again. Let us consider the following two processes x, y D[0, T ]. We are given t, t + [0, T ] and dene x(z) = 1{z t}, y(z) = 1{z t + }. We see that x and y coincide everywhere except for a small interval [t, t + ). It makes sense to assume that these processes are close to each other. Yet x yT = 1. Thus uniform metric is inadequate. For this reason Skorohod introduce the so called Skorohod metric. Before we dene Skorohod metric let us discuss the idea behind it. The problem with uniform metric was that the two processes x, y described above where close to each other in a sense that one is a perturbed version of the other, where the amount of perturbation is . That is, consider the following linear function : [0, ) [0, ) given by (t) = t/(t + ). We see that y((z)) = x(z). In other words, we rescaled the axis [0, ) by a small amount and made y close to (in fact identical to) x. Denition 18.10. Let be the space of strictly increasing continuous functions : [0, T ] [0, T ]. A Skorohod metric on D[0, T ] is dened by s (x, y) = inf I x y) ,

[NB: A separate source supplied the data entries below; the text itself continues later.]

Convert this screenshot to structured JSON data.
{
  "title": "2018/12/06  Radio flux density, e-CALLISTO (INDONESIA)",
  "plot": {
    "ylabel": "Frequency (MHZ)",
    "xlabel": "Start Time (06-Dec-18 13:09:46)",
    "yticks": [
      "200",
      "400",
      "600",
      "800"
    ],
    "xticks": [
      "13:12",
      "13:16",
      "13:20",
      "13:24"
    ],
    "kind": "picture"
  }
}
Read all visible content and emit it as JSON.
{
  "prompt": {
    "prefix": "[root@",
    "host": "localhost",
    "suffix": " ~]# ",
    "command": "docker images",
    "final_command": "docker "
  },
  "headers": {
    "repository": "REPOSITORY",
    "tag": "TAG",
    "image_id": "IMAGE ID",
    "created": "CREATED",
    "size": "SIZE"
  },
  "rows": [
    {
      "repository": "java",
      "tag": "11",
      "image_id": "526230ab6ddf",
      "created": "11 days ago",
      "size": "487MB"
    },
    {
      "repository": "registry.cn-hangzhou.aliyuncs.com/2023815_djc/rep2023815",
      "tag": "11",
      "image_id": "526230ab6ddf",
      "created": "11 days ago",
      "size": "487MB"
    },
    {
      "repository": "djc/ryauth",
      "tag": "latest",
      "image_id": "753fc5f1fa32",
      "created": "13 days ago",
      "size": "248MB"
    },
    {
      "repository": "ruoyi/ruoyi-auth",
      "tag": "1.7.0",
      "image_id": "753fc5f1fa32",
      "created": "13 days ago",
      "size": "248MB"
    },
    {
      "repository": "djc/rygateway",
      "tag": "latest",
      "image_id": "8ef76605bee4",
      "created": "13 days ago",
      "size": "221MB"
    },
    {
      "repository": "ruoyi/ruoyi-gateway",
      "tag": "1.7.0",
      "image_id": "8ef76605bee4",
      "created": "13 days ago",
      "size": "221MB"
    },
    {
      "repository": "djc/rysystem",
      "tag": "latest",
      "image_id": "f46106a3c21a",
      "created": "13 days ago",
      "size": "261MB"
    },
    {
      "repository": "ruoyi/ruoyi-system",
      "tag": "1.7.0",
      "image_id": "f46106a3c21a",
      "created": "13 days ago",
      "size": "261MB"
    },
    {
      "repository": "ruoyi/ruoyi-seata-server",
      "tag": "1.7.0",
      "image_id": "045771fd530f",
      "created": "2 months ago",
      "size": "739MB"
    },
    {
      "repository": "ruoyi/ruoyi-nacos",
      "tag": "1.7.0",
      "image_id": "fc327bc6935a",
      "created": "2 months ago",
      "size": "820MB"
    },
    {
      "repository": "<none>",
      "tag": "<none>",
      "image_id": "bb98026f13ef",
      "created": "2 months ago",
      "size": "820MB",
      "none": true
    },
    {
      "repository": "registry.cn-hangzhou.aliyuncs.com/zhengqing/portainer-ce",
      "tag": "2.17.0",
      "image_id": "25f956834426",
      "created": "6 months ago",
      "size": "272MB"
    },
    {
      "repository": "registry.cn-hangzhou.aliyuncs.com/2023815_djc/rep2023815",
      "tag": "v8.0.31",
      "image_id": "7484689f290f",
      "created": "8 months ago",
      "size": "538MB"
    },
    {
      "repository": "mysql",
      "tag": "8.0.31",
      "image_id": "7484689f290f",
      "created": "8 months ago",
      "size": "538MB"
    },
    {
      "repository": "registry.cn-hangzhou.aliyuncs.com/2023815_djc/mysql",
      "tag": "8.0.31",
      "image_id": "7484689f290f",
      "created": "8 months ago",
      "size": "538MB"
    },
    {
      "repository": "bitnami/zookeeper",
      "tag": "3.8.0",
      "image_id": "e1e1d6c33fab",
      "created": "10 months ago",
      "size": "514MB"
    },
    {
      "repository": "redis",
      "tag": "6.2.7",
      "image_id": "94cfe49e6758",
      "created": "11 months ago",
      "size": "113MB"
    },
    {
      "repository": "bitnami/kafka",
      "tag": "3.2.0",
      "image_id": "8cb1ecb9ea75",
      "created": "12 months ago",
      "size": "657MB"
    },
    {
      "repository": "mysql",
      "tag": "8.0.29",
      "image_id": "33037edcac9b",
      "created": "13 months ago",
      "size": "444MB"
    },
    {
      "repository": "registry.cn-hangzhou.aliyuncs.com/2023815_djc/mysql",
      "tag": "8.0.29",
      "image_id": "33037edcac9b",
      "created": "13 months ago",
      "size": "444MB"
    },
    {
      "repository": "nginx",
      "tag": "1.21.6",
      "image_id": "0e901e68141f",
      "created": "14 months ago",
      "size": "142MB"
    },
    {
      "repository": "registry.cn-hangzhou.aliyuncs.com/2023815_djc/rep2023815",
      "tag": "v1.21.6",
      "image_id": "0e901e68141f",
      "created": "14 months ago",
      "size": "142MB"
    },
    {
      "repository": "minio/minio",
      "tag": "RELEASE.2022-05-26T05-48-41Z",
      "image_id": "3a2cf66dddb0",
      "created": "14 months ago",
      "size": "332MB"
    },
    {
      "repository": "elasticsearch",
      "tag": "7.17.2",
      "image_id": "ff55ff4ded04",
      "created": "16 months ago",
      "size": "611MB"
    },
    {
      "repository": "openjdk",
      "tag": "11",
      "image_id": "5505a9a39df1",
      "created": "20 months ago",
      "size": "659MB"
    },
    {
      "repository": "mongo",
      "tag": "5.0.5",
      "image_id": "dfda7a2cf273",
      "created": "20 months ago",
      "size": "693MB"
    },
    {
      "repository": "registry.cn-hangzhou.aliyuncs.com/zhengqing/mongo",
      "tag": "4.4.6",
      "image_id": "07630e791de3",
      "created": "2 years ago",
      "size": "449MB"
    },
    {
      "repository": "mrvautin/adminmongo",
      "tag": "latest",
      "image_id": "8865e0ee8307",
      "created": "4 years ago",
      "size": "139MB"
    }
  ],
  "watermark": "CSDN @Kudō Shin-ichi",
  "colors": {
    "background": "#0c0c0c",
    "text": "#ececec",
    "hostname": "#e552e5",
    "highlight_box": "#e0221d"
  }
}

for all x, y D[0, T ], where I is the identity transformation, and is the uniform metric on D[0, T ]. Thus, per this denition, the distance between x and y is less than if there exists such that sup0tT |(t) t| < and sup0tT |x(t) y((t))| < . It is immediate that s (x, x) = 0. Symmetry s (x, y) = s (y, x) follows from the fact that each has an inverse 1 . Thus x y = x1 y. Since also I = 1 I, symmetry follows. We skip the proof of triangle inequality. Proposition 4. The Skorohod metric and uniform metric are equivalent on C[0, T ], in a sense that convergence xn x holds under Skorohod metric if and only if it holds under the uniform metric. Proof. Clearly x y s (x, y). So convergence under uniform metric implies convergence under Skorohod metric. Suppose now s (xn , x) 0. We need to show xn x 0. Consider any sequence n such that n I 0 and x(n ) xn 0. Such a sequence exists since s (xn , x) 0 (check). We have x xn x xn + xn ) xn . The second summand in the righthand side converges to zero by the choice of n . Also since n converges to I uniformly, and x is continuous on [0, T ] and therefore uniformly continuous on [0, T ], then x xn 0.

18.4. Additional reading materials

Sections 1.11.3 and 4.2,4.3 from notes distributed in the class. Billingsley [1], Chapter 2, Section7 and Chapter 4, Section 12.

1. P. Billingsley, Convergence of probability measures, WileyInterscience publication, 1999.